Blog Post by Sagy Gulianka

 

I love the unique perspective that pricing brings for new startups.

It provides a mirror on where they are in relation to where they want to be and it can show a path forward that aligns all vectors: customers, value, go to market, product, finance, competition and… pricing.

I have met with hundreds of startups and only in very rare occasions we start the discussion with the “how much?” questions.

We usually start by understanding the VALUE. A proper pricing process will take you through the most fundamental VALUE questions because without understanding the value creation and communication processes, we can’t put a value (price) on it.

So here are 7 of the most frequently asked questions by entrepreneurs

  • How do we measure the value of our product?

The million-dollar question. There are few robust methods such as conjoint that requires significant budgets and closeness to the market. These are rarely available for startups.

The EVE method (Economic Value Estimation) is more practical for startups and normally help to quantify the amount of monetary value that is created by an offering for particular customers’ groups versus their next best alternative (in-house or direct competition).

  • How to price our product without the reference of direct competition?

That’s a tough one for companies that are true innovators and have no direct reference (yet).

The alternative is to ask other questions that will provide indirect answer.

Questions about complementary, substitute and similar products will help you to find the existing boundaries you can operate within.

  • We save time/man-days/etc. so why customers keep dismissing these values?

Well, simply because they don’t intend to fire anyone, just because they buy your product. It’s not that you should completely ignore those values, but you’ll be in a difficult selling position if those are your primary values  

  • Our technology is superior so why can’t we charge a premium on that?

Technology is sexy (well, for some of us geeks), but it means nothing by itself and normally it’s not a sustainable advantage for startups. Most of you will not be able to move fast and long enough to maintain such an advantage. What you should have is technology that sells, meaning that is translated to real value for customers

  • How should we price our product in relation to the value we create?

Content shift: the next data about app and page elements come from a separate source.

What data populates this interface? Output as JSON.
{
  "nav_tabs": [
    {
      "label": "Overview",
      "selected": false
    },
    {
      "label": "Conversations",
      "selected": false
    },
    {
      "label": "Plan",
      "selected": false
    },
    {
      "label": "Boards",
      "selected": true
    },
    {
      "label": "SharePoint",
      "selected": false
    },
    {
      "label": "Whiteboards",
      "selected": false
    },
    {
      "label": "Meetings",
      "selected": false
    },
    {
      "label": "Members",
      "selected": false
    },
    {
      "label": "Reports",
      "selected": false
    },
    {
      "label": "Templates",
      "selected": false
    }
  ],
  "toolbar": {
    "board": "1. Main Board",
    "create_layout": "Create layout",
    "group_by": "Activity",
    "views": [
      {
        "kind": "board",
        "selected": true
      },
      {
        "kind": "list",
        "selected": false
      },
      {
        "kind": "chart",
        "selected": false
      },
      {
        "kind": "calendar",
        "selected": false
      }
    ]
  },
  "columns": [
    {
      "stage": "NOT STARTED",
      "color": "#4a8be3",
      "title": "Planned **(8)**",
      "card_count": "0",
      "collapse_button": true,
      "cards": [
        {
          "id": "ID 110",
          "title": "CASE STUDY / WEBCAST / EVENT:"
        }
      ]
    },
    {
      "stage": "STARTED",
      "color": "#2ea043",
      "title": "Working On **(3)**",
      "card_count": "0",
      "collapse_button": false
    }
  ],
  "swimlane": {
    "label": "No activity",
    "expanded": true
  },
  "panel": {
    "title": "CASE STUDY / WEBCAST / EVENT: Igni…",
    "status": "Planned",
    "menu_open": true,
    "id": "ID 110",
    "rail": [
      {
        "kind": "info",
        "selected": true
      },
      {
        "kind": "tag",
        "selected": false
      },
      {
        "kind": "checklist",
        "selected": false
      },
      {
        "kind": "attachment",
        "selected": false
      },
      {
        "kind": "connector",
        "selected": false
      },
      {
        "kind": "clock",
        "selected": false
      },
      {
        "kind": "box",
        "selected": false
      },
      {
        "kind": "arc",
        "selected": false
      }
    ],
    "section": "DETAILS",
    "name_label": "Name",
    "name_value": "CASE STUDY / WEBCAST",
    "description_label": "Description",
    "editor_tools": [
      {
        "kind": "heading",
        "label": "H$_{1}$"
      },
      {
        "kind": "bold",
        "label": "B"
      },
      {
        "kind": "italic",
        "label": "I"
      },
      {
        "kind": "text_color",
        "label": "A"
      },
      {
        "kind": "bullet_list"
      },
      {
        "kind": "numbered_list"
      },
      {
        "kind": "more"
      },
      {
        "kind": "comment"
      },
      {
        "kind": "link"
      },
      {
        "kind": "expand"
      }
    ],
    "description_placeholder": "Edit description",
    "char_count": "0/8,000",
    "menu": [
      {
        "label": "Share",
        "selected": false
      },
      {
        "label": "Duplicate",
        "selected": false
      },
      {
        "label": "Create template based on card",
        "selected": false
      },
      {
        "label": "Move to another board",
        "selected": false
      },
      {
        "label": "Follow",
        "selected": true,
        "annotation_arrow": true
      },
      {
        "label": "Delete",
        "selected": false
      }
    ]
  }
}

Value is always associated with customer characteristics (who are they and how they may use our product) and this is why customer profiling is such an important step for pricing.

Various segments will yield different values and also may have different perceptions, competitive situation, etc. The answer to the question above will vary, but as rule of thumb pricing at 10-20% of the value should not create barriers for growth

  • What product features can help us charge for premium price?

Probably none. I know it’s a harsh answer, but in most cases you will need to rely on the core values of the product. Additional features (non-core values) may help in many ways (ease of selling, customers experience, costs, etc.), but only in rare occasions you will be able to charge significant premium on that. If you can, you may have found another core value that can be packaged as additional product/module

  • Can we increase/decrease our prices after the launch without significant risks?

Of course you can. Most Israelis startups are operating in a B2B environment, meaning prices are not published and can be corrected after a mistake. That’s not to say published SaaS prices can’t be modified. Price is usually a moving target (reflecting the dynamic changes in the market) and only in rare occasions it will stay constant for a long period. Many SaaS companies update their prices regularly and as long as it is done professionally, price changes should yield positive impact

Those questions and more, should be answered individually for startups since you are unique and have unique challenges. Rules of thumbs are educational, but words don’t teach. The real insights (and confidence) will come your way once you start answering some tough pricing questions.

 

Sagy Gulianka is the owner at TMsight, a pricing Guru with more than 20 years of experience and a mentor at the Junction